On a final note, the following. The Dutch government’s Council on Animal Affairs acknowledges that this trade is becoming a serious problem. On August 15, 2014, it published a policy development paper, advising the government to take measures to prevent both failed and retired police dogs from being transferred into private hands as family pets. How sad that any such policy will now be too late to save the life of an American child who fell victim to this trade.
This is a list of dog breeds that have a history of being potentially dangerous to people, especially children. Daxton’s Friends for Canine Education and Awareness understands that any dog has the ability to bite or inflict serious harm to humans. This list consists of several dog breeds that have a higher than average number of recorded human fatalities. Please use extreme caution if you choose to bring one of these breeds into your home. Rental communities and homeowners insurance may restrict many of the dog breeds on this list due to the likelihood of a serious incident.
Pit Bulls, Mastiff, and Rottweiler lead in fatalities and are listed first. The rest of the breeds are listed in alphabetical order:
Pit Bull Terrier Family
- American Bulldog
- American Pit Bull Terrier
- American Staffordshire Terrier
- English/Standard Bull Terrier
- Miniature Bull Terrier
- Olde English Bulldog
- Staffordshire Bull Terrier
- Cane Corso/Italian Mastiff
- Dogo Argentino
- English Mastiff
- Fila Brasileiro
- Dogue de Bordeaux/French Mastiff
- Great Dane/German Mastiff
- Presa Canario
- St. Bernard/Alpine Mastiff
Rottweilers originate from Germany and are descendants of Mastiff-type dogs, sharing many of the traits and genetics of that canine lineage. Most likely the Italian Mastiff was spread by the Roman legion as the army invaded Europe around AD 70. Rottweilers are one of the oldest herding and guard dogs and are thought to be descendants of ancient Roman drover dogs. They performed as excellent herders due to their eagerness to control and intimidate cattle. They were once referred to as “Rottweiler butchers’ dogs” because they often pulled carts with butchered meat to market in “Rottweiler”, which was a popular and important trade center. The Rottweiler population dramatically decreased when the railroads were built and the need for them diminished. By WWI and WWI, the need for the Rottweiler increased due to their use as messengers, watchdogs, and guard dogs.
Many property management companies, landlords, and insurance companies have policies against Rottweiler ownership. Some communities have restrictions or bans against the breed. Proper research needs to be done prior to ownership to ensure the dog will be allowed.
Rottweilers are prone to entropion, ectropion, hip dysplasia, cancer, and ACL issues.
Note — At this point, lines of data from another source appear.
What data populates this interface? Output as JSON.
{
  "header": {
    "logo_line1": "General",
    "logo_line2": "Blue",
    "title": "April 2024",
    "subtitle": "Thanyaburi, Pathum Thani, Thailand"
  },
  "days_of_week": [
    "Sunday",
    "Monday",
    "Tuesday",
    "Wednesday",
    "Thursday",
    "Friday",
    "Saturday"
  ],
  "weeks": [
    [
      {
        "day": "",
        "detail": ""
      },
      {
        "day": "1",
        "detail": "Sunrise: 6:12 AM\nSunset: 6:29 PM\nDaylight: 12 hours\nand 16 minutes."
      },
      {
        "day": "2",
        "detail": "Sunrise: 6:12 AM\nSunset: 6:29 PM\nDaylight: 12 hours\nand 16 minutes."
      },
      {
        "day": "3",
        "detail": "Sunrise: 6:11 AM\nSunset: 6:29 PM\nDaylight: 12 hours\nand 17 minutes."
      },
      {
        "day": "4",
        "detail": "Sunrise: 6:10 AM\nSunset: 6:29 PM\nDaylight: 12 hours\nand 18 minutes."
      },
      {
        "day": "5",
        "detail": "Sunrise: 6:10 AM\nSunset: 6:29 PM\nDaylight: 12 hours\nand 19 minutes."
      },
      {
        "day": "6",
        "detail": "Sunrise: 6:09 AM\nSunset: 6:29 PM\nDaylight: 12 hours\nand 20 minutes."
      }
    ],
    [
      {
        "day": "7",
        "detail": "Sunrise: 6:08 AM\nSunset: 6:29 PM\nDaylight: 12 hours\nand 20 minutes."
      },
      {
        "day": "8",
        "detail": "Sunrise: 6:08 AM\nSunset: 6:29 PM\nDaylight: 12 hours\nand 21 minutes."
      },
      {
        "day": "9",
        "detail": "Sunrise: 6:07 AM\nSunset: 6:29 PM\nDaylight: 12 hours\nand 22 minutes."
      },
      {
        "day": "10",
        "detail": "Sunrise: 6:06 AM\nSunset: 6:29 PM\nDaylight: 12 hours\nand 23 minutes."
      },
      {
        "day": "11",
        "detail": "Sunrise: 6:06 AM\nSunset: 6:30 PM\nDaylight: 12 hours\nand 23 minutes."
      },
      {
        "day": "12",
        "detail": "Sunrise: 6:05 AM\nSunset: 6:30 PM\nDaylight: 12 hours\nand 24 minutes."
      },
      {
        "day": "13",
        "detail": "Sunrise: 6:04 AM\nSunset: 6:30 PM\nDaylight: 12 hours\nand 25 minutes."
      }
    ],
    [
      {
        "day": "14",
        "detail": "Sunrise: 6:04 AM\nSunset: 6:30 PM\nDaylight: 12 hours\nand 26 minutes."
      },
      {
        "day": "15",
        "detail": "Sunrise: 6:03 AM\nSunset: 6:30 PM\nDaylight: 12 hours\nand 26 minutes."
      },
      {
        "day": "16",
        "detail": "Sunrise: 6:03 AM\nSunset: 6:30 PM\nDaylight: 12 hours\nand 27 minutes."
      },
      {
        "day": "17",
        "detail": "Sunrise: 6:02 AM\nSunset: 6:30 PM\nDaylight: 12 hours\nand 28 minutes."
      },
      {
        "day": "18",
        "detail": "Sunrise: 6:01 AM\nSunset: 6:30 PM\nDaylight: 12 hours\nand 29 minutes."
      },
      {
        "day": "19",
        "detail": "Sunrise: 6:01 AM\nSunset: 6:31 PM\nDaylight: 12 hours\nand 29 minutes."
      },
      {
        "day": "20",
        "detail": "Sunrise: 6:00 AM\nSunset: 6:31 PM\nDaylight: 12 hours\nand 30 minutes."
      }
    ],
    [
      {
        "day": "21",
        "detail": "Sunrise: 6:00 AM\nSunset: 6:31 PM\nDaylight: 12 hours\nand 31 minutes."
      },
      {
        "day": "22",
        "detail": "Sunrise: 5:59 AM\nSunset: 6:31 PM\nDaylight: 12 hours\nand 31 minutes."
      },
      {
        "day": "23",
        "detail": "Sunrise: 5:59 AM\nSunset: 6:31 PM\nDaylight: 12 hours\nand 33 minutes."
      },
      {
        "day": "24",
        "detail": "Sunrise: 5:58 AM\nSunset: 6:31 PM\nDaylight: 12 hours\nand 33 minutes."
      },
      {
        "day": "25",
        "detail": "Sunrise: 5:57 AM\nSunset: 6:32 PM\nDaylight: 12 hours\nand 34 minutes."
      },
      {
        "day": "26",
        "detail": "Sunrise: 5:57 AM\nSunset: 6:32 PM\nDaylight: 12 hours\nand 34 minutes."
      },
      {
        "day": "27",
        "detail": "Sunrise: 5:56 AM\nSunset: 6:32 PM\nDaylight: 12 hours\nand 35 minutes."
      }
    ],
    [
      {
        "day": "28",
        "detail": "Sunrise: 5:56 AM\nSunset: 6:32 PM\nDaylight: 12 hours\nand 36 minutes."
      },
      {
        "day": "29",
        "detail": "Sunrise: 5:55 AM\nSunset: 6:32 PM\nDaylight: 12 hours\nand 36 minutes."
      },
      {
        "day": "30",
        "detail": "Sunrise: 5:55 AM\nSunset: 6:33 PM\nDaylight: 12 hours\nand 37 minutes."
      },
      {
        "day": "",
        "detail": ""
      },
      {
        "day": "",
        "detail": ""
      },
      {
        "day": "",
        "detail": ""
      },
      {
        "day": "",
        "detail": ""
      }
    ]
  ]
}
They can overheat easily and hot temperatures can be deadly. They are average shedders and require little grooming. They are large dogs, weighing 75-130 pounds and have a life expectancy of 10-12 years.
In North America from 1982-2013, Rottweilers were responsible for 514 attacks on humans, resulting in 81 deaths. Rottweiler mixes were responsible for 30 attacks on humans, resulting in 4 deaths.
Read more: http://www.daxtonsfriends.com/rottweiler/